Although less than 10 examples of this stunning coin have come to light, with the type currently cataloguing at $7,500 in Extremely Fine, who knows whether another one might arise in the future? Always check your change!


Treasures in your change: 5c and 10c – What to look for

5c and 10c ChangeThe following was penned by Downies employee Jimmy…

As you may have seen in my previous blogs (here and here), there are quite a lot of rare, unusual circulating coins that are hotly pursued by collectors. This had a lot of people asking (along with myself), what else should we be looking for in our change? What might some of these circulating oddities be worth?

These questions have inspired a new series of blog posts from me, and, as I continue to search through my change, I will keep you up-to-date about what I’m looking for – and, in turn, what you should keep an eye out for! The coins that will feature in these posts are all found in circulation in Australia, meaning that you, the reader, have just as much chance of finding them as I have! My chances are slightly less now of course, as there are more people out there looking!

I thought I would start from the bottom and work my way up, starting with 5c and 10c. When it comes to Australian circulating coins, it appears that the 5c and 10c coins are the most consistent in terms of quality and lack of errors. This would have partly to do with the fact that there are no commemorative coins issued for either of these two types. The only varieties known are created as a result of die variations.

5c and 10cChronologically, the very first coin that collectors look for would be the 1972 5c piece. There are two possible reasons to keep a look out for this particular year. Firstly, only 8.3 million 5c coins were minted in 1972, well below the number normally minted (ranging from 25.2 million in 1978 to a whopping 305.5 million in 2006). Upon closer inspection of this particular date, it seems that two separate dies were used in the minting.
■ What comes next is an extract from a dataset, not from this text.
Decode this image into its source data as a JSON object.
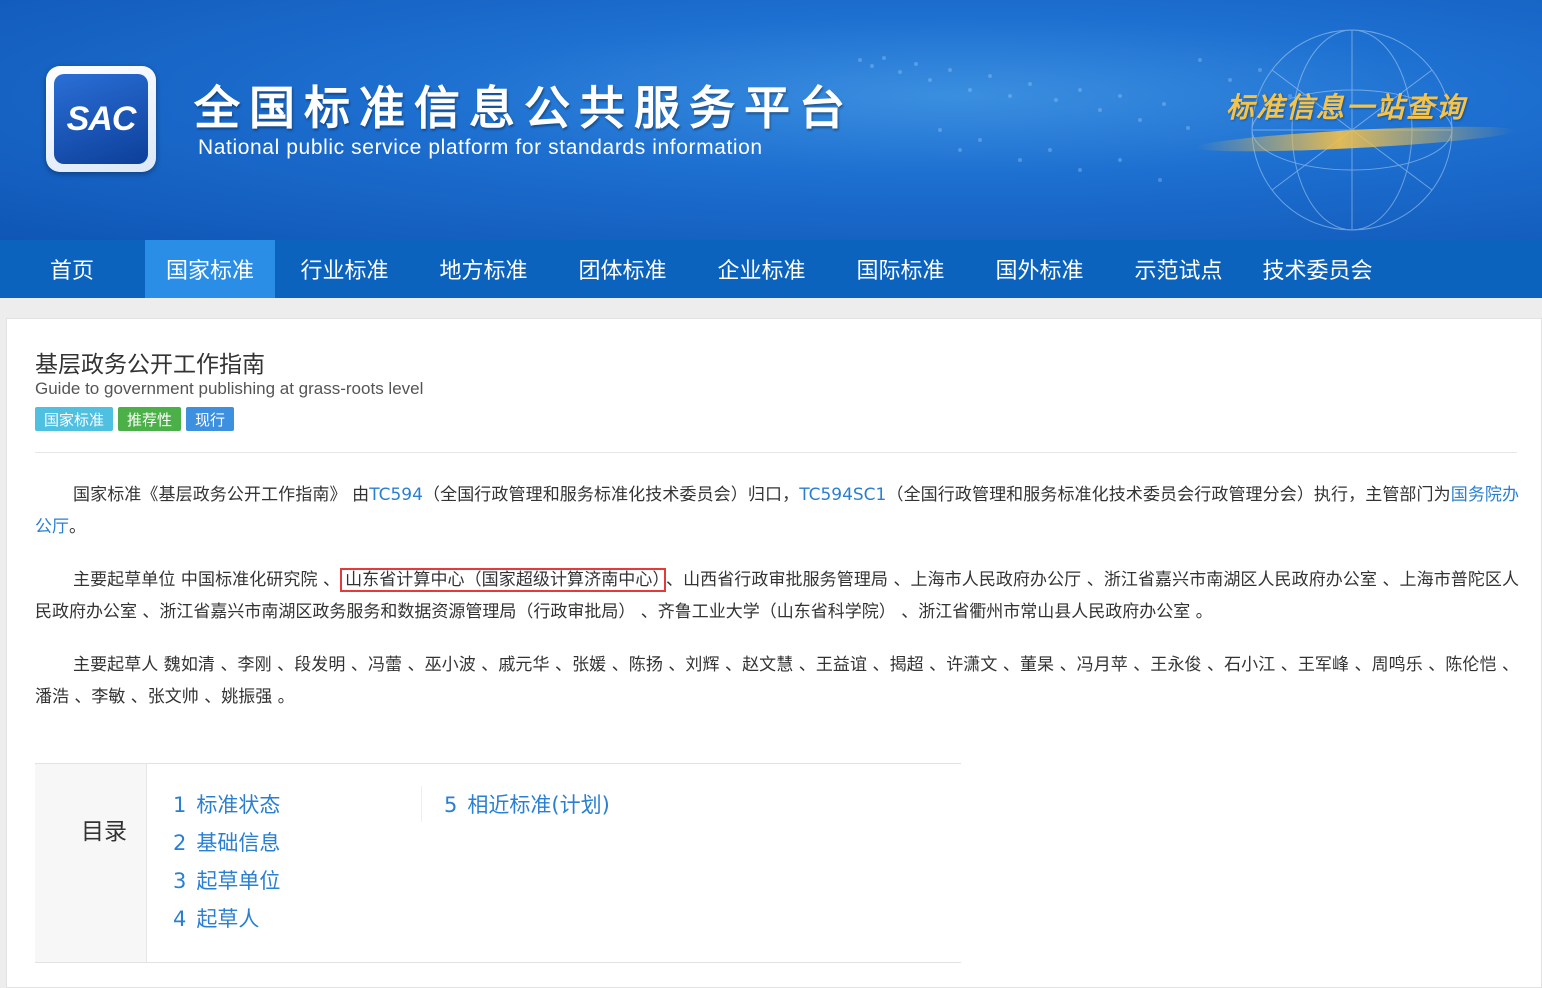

When compared side by side, one coin appears to have a ‘low’ echidna, with the design close to the bottom of the coin, with the other distinguished by a ‘high’ echidna, with a larger space below the design. The ‘low’ echidna appears to be the scarcer of the two types, and is the one to look out for as it will have a slightly higher value than its ‘high’ brother.

For those of you who don’t want to be measuring echidnas, this brings us to a different variation to look out for. One that may be slightly easier to spot (albeit with a magnifying glass) involves Stuart Devlin, the man behind the designs on the majority of Australia’s traditional circulating coinage. More specifically, his initials feature on the very bottom of the 5c reverse design, of which there are three different types – large, small and tiny! While people may not see this as a major collectable, large SD initials on a 1991 dated coin can fetch up to $40 when found – which is a great return on a 5c investment!

Stuart Devlin small and large initialsTwo other key dates to keep an eye out for are 1985 and 1986. Any of our eagle eyed followers would be jumping out of their seats right now yelling “that’s not possible!”, and they would be right. No 5c coins were minted for general circulation in either of these years, and if you find one, it would have come from the 1985 or 1986 Mint Sets from the RAM. Neither date should ever be found in change.

Now we move onto the 10c piece which, unfortunately, does not have much to look out for. Low mintages are our best bet here. The 1985 10c coin, with a mintage of 2 million, and the 2011 10c issue, with a mintage of 1.7 million, are the two gems. Besides those, there are, of course, the mint set only dates of 1986, 1987, 1995, and 1996.

So get out there and start checking your change, but more importantly, check back here soon for my next post in this series, which will focus on the 20c piece!